__Exercise objective__.
Say how many lines below have "icon" in them, giving the number alone.

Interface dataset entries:

<<<<

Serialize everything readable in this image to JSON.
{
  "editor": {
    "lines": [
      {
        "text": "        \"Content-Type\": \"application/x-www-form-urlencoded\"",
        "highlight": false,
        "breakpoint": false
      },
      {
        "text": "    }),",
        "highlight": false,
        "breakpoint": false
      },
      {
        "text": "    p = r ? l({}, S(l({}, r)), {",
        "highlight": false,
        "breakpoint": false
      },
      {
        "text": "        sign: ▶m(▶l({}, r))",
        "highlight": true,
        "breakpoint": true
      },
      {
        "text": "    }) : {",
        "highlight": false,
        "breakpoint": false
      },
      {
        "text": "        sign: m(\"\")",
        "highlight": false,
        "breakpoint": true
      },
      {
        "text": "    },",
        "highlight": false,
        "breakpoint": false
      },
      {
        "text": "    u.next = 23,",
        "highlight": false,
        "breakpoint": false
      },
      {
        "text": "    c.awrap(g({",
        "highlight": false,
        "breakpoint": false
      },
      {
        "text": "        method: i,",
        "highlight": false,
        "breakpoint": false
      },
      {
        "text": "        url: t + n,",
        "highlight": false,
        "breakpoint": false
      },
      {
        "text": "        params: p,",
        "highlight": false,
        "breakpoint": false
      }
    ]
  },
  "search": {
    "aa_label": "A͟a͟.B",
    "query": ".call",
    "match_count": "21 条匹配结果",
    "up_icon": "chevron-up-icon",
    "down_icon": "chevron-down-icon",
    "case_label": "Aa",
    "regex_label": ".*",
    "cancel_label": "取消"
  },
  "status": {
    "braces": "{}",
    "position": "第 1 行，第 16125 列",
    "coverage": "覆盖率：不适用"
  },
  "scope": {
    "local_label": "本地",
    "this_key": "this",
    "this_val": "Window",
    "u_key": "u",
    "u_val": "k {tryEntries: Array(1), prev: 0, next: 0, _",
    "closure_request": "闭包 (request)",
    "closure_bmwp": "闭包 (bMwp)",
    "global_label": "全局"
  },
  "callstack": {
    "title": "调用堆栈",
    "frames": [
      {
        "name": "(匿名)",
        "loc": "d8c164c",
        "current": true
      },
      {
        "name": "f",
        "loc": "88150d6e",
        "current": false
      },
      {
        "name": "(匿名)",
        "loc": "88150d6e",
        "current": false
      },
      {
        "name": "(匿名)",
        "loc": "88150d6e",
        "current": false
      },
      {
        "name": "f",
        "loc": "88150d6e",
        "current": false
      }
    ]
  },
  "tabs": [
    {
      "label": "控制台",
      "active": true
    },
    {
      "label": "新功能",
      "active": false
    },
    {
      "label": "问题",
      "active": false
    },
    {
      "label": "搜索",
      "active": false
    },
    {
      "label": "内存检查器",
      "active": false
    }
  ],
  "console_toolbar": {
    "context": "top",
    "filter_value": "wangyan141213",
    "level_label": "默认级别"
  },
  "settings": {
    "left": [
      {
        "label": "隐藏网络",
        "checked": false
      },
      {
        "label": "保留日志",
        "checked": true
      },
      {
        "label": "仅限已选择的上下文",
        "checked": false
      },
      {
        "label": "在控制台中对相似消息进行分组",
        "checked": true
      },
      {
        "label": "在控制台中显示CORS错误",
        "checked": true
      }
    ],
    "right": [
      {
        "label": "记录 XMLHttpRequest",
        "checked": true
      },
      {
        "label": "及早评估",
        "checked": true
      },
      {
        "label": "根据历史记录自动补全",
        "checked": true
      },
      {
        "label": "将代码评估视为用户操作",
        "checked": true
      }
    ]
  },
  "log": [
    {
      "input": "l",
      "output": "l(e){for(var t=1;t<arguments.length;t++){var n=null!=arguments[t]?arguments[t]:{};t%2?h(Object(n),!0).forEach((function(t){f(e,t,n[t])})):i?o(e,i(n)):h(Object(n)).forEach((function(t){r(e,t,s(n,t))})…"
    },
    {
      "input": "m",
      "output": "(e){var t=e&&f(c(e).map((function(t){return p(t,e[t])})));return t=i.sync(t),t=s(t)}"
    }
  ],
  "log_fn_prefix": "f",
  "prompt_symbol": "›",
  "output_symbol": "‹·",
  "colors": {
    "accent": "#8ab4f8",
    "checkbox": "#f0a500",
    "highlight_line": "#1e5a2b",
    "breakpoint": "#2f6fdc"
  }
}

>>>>

__Result of the task__.
2